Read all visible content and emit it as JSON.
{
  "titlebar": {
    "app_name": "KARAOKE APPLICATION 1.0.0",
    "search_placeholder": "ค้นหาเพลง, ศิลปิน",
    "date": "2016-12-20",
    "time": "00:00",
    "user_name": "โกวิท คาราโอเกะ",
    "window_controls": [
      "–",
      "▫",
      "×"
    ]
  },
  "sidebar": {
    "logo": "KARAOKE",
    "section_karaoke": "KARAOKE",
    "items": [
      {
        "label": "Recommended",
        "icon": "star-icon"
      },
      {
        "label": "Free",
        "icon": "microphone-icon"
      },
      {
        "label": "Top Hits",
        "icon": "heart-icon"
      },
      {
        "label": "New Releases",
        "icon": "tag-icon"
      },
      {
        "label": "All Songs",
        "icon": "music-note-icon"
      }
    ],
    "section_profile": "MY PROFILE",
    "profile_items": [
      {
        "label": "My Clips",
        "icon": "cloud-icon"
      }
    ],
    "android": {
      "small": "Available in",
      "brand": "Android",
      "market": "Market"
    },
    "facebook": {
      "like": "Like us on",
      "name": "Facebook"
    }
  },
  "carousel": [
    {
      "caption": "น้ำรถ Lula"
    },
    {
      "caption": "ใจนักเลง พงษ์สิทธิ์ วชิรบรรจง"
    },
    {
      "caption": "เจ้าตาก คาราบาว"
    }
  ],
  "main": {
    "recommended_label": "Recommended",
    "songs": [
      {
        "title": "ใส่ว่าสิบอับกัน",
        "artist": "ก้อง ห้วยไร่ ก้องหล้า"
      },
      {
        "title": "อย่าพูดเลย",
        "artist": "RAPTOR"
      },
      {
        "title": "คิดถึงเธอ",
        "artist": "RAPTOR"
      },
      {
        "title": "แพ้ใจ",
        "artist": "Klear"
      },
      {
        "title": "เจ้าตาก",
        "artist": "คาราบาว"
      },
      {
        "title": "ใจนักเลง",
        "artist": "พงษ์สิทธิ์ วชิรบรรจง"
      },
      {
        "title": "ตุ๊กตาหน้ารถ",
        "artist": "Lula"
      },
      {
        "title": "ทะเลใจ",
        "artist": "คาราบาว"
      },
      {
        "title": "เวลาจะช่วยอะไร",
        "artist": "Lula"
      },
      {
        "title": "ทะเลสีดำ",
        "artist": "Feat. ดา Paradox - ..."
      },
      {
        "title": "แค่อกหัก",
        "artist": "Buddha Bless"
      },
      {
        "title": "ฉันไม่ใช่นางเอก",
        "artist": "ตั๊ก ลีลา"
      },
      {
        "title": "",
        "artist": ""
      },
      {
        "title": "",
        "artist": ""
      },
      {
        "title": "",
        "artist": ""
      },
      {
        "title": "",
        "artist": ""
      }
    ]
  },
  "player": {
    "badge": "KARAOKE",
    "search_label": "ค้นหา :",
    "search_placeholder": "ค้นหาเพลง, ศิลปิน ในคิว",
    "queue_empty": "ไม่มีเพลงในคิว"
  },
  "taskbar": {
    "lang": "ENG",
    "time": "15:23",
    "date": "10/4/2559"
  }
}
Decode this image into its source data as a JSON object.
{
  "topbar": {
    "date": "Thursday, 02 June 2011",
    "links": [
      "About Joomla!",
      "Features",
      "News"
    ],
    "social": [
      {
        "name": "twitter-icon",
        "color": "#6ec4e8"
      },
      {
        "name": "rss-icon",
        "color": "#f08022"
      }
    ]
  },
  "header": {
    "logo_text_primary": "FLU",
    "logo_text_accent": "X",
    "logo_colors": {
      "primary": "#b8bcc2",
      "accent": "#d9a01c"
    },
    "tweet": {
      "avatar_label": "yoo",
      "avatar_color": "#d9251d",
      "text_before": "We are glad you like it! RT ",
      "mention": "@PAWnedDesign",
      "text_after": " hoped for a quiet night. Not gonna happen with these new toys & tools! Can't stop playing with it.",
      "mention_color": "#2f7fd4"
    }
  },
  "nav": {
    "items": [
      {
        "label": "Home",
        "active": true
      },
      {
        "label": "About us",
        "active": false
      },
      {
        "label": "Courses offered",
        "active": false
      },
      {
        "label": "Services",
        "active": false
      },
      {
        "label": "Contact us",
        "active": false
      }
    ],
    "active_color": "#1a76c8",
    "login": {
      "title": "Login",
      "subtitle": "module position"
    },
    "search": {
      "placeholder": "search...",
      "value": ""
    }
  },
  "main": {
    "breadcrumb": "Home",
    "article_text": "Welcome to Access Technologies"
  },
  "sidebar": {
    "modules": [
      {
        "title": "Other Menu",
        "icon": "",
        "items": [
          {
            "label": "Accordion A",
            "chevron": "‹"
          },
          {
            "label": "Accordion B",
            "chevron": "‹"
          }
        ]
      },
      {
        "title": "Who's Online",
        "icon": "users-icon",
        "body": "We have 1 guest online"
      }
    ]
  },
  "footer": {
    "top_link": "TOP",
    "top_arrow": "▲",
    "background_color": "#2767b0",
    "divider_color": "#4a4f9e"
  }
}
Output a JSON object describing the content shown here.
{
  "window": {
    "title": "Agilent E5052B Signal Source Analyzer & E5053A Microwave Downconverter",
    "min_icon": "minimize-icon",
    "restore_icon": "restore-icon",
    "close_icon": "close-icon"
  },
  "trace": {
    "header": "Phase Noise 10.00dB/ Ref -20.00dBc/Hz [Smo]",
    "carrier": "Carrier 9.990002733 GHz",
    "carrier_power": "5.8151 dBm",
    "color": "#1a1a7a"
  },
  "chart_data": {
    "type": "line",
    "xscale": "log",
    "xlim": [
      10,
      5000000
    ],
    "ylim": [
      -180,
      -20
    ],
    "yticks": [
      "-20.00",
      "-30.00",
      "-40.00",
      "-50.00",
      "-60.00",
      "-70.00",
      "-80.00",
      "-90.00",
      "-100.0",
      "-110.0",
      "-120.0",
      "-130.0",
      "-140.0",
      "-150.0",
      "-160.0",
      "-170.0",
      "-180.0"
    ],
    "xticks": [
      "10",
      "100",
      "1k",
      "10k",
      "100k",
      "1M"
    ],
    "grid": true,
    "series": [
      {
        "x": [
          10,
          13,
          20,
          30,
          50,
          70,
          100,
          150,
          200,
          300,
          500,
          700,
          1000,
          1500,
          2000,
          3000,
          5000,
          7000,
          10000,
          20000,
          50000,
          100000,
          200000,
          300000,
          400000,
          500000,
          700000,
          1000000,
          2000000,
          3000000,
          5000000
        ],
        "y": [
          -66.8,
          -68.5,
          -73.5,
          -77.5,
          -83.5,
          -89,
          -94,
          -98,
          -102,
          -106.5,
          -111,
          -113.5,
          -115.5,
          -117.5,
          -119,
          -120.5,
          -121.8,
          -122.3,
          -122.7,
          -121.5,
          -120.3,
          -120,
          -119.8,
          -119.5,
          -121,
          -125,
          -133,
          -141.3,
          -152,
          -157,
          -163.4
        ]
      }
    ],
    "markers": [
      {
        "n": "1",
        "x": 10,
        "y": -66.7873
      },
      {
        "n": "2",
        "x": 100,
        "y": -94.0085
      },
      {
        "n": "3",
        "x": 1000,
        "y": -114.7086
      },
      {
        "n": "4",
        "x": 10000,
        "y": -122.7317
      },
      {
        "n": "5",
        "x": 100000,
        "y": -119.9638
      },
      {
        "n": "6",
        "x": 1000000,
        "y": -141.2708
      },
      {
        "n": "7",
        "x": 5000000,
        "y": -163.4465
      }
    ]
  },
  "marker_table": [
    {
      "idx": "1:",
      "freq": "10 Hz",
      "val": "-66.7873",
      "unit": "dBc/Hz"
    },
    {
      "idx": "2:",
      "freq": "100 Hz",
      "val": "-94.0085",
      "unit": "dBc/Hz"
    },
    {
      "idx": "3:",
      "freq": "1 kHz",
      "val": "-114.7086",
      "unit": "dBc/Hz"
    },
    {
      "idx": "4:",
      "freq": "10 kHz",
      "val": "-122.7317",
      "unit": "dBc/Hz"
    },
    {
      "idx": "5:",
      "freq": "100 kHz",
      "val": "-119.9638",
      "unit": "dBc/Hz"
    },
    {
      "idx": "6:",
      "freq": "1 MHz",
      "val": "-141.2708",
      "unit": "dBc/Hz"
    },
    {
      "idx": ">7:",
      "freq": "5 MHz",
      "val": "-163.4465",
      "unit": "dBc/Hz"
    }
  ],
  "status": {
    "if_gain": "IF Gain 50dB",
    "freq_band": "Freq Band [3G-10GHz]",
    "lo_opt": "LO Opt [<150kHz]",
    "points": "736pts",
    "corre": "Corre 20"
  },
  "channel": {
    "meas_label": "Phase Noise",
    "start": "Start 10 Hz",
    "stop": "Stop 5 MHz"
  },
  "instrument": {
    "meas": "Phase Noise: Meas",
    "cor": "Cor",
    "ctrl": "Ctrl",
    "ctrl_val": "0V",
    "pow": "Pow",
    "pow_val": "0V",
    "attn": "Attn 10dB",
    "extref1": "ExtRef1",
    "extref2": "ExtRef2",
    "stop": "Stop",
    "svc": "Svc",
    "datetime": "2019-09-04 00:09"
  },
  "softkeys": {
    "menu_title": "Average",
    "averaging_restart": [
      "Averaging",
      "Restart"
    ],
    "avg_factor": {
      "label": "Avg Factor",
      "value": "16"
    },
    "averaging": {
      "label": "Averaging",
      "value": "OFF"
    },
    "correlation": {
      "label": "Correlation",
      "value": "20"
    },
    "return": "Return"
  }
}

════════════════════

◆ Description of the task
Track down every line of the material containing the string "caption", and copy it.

◆ Answer for this exercise
      "caption": "น้ำรถ Lula"
      "caption": "ใจนักเลง พงษ์สิทธิ์ วชิรบรรจง"
      "caption": "เจ้าตาก คาราบาว"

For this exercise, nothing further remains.